Hospitals and care homes depend on having a reliable energy supply – day in, day out, around the clock. The Waid city hospital in Zurich is a good example: it demonstrates that this is also possible using an efficient, sustainable and economical energy solution, as the Käferberg local heating network supplies several properties in the healthcare sector with environmentally friendly energy.
Waid city hospital, the local care home, the heated swimming pool and the Käferberg addiction clinic – some of which consist of several buildings – are all connected to our local heating network. We planned it, implemented it and financed it together with the city of Zurich. We will also be responsible for operating it for 30 years.
Before the local heating network became operational, each of the four properties was supplied with heat by its own oil and gas heating system. As this energy supply using only fossil fuels was no longer meeting technical and environmental requirements, the idea was born of combining the properties to form a small heating network. Its operation is not only more efficient, but also significantly more sustainable than the previous individual systems.
The municipal specifications for this were ambitious: 90 per cent of the thermal energy needed be generated in a climate-neutral manner. In 2015, the City Council and City Parliament granted a project loan of more than CHF 8.2 million. The system was completed after just 18 months of construction time.
The core elements of the energy solution are a wood chip furnace, two heat pumps (water/water and air/water) and a large heat storage system (63,500 litres). There is also an oil boiler to cover peak times as well as flexible demand coverage outside the heating period.

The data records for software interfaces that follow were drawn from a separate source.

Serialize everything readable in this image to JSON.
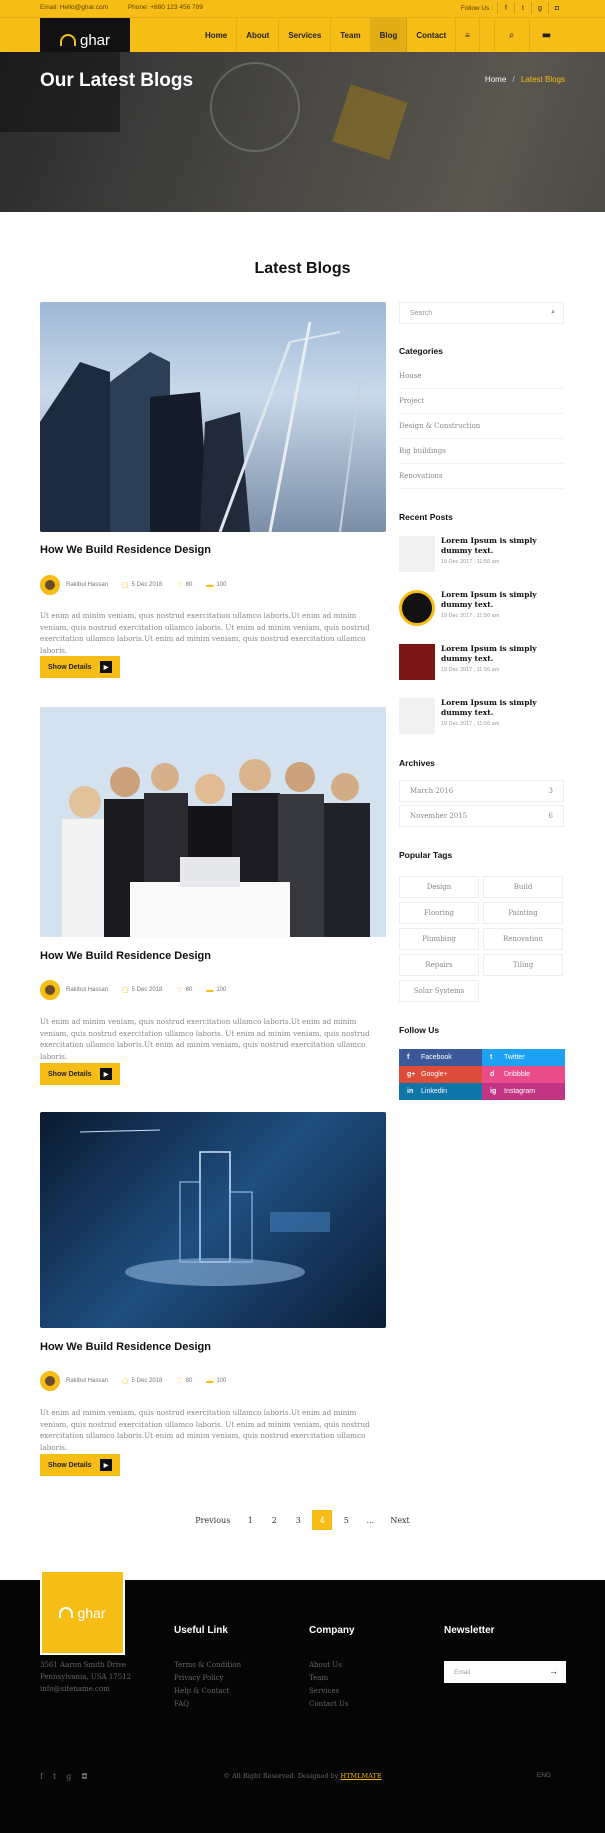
{
  "topbar": {
    "email": "Email: Hello@ghar.com",
    "phone": "Phone: +880 123 456 789",
    "follow_label": "Follow Us :",
    "social_icons": [
      "facebook-icon",
      "twitter-icon",
      "google-plus-icon",
      "instagram-icon"
    ]
  },
  "brand": {
    "name": "ghar"
  },
  "nav": {
    "items": [
      "Home",
      "About",
      "Services",
      "Team",
      "Blog",
      "Contact"
    ],
    "active": "Blog",
    "menu_icon": "menu-icon",
    "search_icon": "search-icon",
    "chat_icon": "chat-icon"
  },
  "hero": {
    "title": "Our Latest Blogs",
    "crumb_home": "Home",
    "crumb_sep": "/",
    "crumb_current": "Latest Blogs"
  },
  "section": {
    "title": "Latest Blogs"
  },
  "posts": [
    {
      "title": "How We Build Residence Design",
      "author": "Rakibul Hassan",
      "date": "5 Dec 2018",
      "likes": "80",
      "comments": "100",
      "excerpt": "Ut enim ad minim veniam, quis nostrud exercitation ullamco laboris.Ut enim ad minim veniam, quis nostrud exercitation ullamco laboris. Ut enim ad minim veniam, quis nostrud exercitation ullamco laboris.Ut enim ad minim veniam, quis nostrud exercitation ullamco laboris.",
      "button": "Show Details"
    },
    {
      "title": "How We Build Residence Design",
      "author": "Rakibul Hassan",
      "date": "5 Dec 2018",
      "likes": "80",
      "comments": "100",
      "excerpt": "Ut enim ad minim veniam, quis nostrud exercitation ullamco laboris.Ut enim ad minim veniam, quis nostrud exercitation ullamco laboris. Ut enim ad minim veniam, quis nostrud exercitation ullamco laboris.Ut enim ad minim veniam, quis nostrud exercitation ullamco laboris.",
      "button": "Show Details"
    },
    {
      "title": "How We Build Residence Design",
      "author": "Rakibul Hassan",
      "date": "5 Dec 2018",
      "likes": "80",
      "comments": "100",
      "excerpt": "Ut enim ad minim veniam, quis nostrud exercitation ullamco laboris.Ut enim ad minim veniam, quis nostrud exercitation ullamco laboris. Ut enim ad minim veniam, quis nostrud exercitation ullamco laboris.Ut enim ad minim veniam, quis nostrud exercitation ullamco laboris.",
      "button": "Show Details"
    }
  ],
  "pagination": {
    "prev": "Previous",
    "pages": [
      "1",
      "2",
      "3",
      "4",
      "5",
      "..."
    ],
    "current": "4",
    "next": "Next"
  },
  "sidebar": {
    "search_placeholder": "Search",
    "categories_title": "Categories",
    "categories": [
      "House",
      "Project",
      "Design & Construction",
      "Big buildings",
      "Renovations"
    ],
    "recent_title": "Recent Posts",
    "recent": [
      {
        "title": "Lorem Ipsum is simply dummy text.",
        "date": "19 Dec 2017 , 11:56 am"
      },
      {
        "title": "Lorem Ipsum is simply dummy text.",
        "date": "19 Dec 2017 , 11:56 am"
      },
      {
        "title": "Lorem Ipsum is simply dummy text.",
        "date": "19 Dec 2017 , 11:56 am"
      },
      {
        "title": "Lorem Ipsum is simply dummy text.",
        "date": "19 Dec 2017 , 11:56 am"
      }
    ],
    "archives_title": "Archives",
    "archives": [
      {
        "label": "March 2016",
        "count": "3"
      },
      {
        "label": "November 2015",
        "count": "6"
      }
    ],
    "tags_title": "Popular Tags",
    "tags": [
      "Design",
      "Build",
      "Flooring",
      "Painting",
      "Plumbing",
      "Renovation",
      "Repairs",
      "Tiling",
      "Solar Systems"
    ],
    "follow_title": "Follow Us",
    "social": [
      {
        "label": "Facebook",
        "icon": "f",
        "color": "#3b5998"
      },
      {
        "label": "Twitter",
        "icon": "t",
        "color": "#1da1f2"
      },
      {
        "label": "Google+",
        "icon": "g+",
        "color": "#dd4b39"
      },
      {
        "label": "Dribbble",
        "icon": "d",
        "color": "#ea4c89"
      },
      {
        "label": "Linkedin",
        "icon": "in",
        "color": "#0e76a8"
      },
      {
        "label": "Instagram",
        "icon": "ig",
        "color": "#c13584"
      }
    ]
  },
  "footer": {
    "brand": "ghar",
    "address": [
      "3561 Aaron Smith Drive",
      "Pennsylvania, USA 17512",
      "info@sitename.com"
    ],
    "useful_title": "Useful Link",
    "useful": [
      "Terms & Condition",
      "Privacy Policy",
      "Help & Contact",
      "FAQ"
    ],
    "company_title": "Company",
    "company": [
      "About Us",
      "Team",
      "Services",
      "Contact Us"
    ],
    "newsletter_title": "Newsletter",
    "newsletter_placeholder": "Email",
    "copyright_prefix": "© All Right Reserved. Designed by",
    "copyright_link": "HTMLMATE",
    "lang": "ENG"
  },
  "colors": {
    "accent": "#f6bd17",
    "footer_bg": "#050505"
  }
}
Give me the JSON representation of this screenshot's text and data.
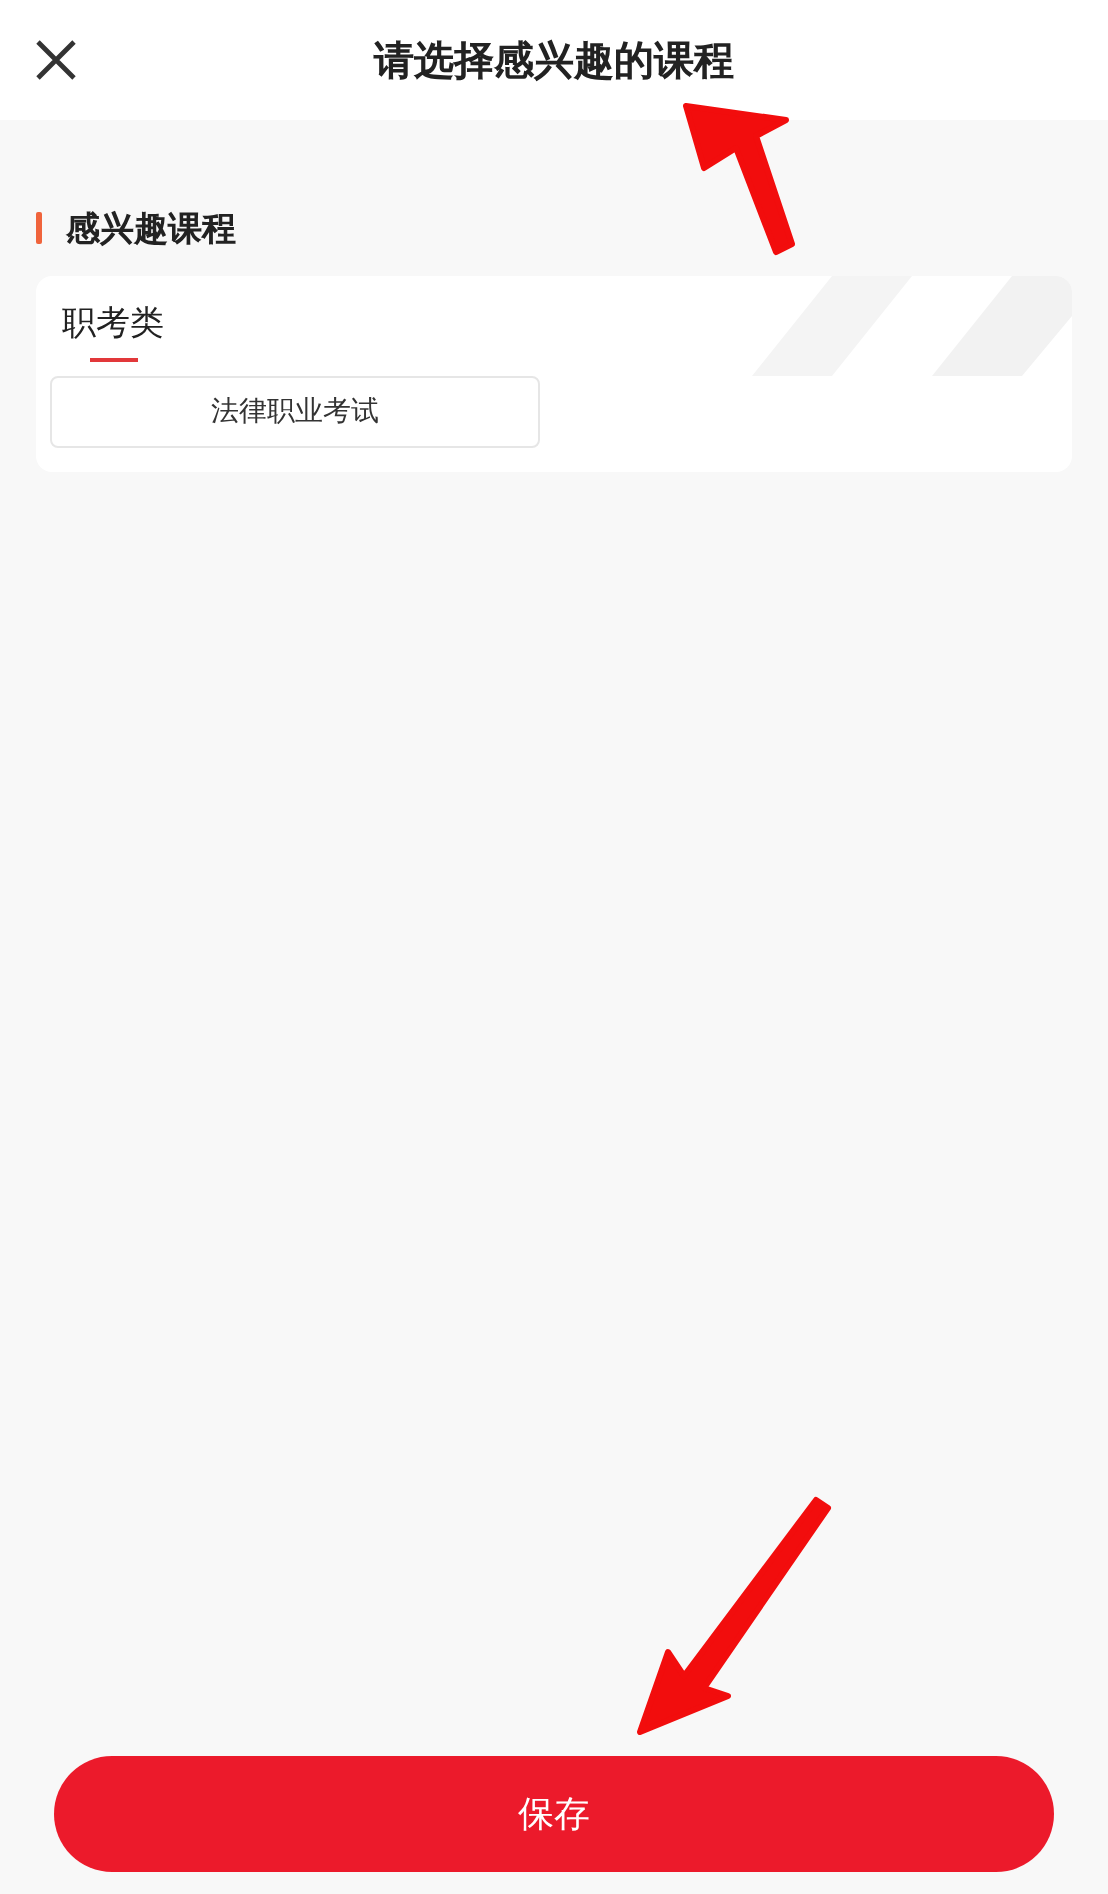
{
  "header": {
    "title": "请选择感兴趣的课程"
  },
  "section": {
    "title": "感兴趣课程"
  },
  "categories": [
    {
      "label": "职考类",
      "selected": true
    }
  ],
  "courses": [
    {
      "label": "法律职业考试"
    }
  ],
  "save_button": {
    "label": "保存"
  },
  "annotations": [
    {
      "kind": "arrow"
    },
    {
      "kind": "arrow"
    }
  ]
}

Due to the existing infrastructure, the oil-fired heating system was installed in the conventional boiler room at the Waid hospital. The wood chip heating system is used during the winter months. The heat generated by the combustion process is fed into the heat storage system, which supplies the properties with heat for heating, bath water and hot water via district heating pipelines. Between the wood furnace and the heat storage system, the water/water heat pump provides additional heat. During peak demand, the oil boiler is switched between the heat accumulator and the consumers.
Functional diagram of the Käferberg heating network
What distinguishes our intelligent heating network?
By intelligently linking the consumers and the system components, the plant should achieve its goal of producing the required 90 per cent of thermal energy in a carbon-neutral way. Compared to the old heating systems, it is expected to save around 6,600 megawatt hours of fossil energy per year. The wood chip furnace is also supplied with wood chips from the municipal forest, thus promoting sustainable local forest management.
In cities, there are still countless conventional heating systems that run on fossil fuels in a relatively small space.
‘To create a local heating network, ideally, two or three larger users are needed to start off, for the investment costs to be worthwhile. Connecting lots of other small properties is then easy,’ says our operating specialist Christoph Bleuler.
Cities in particular often have building stock within their infrastructures that could potentially be the first users. They often also have forests that can benefit from sustainable management.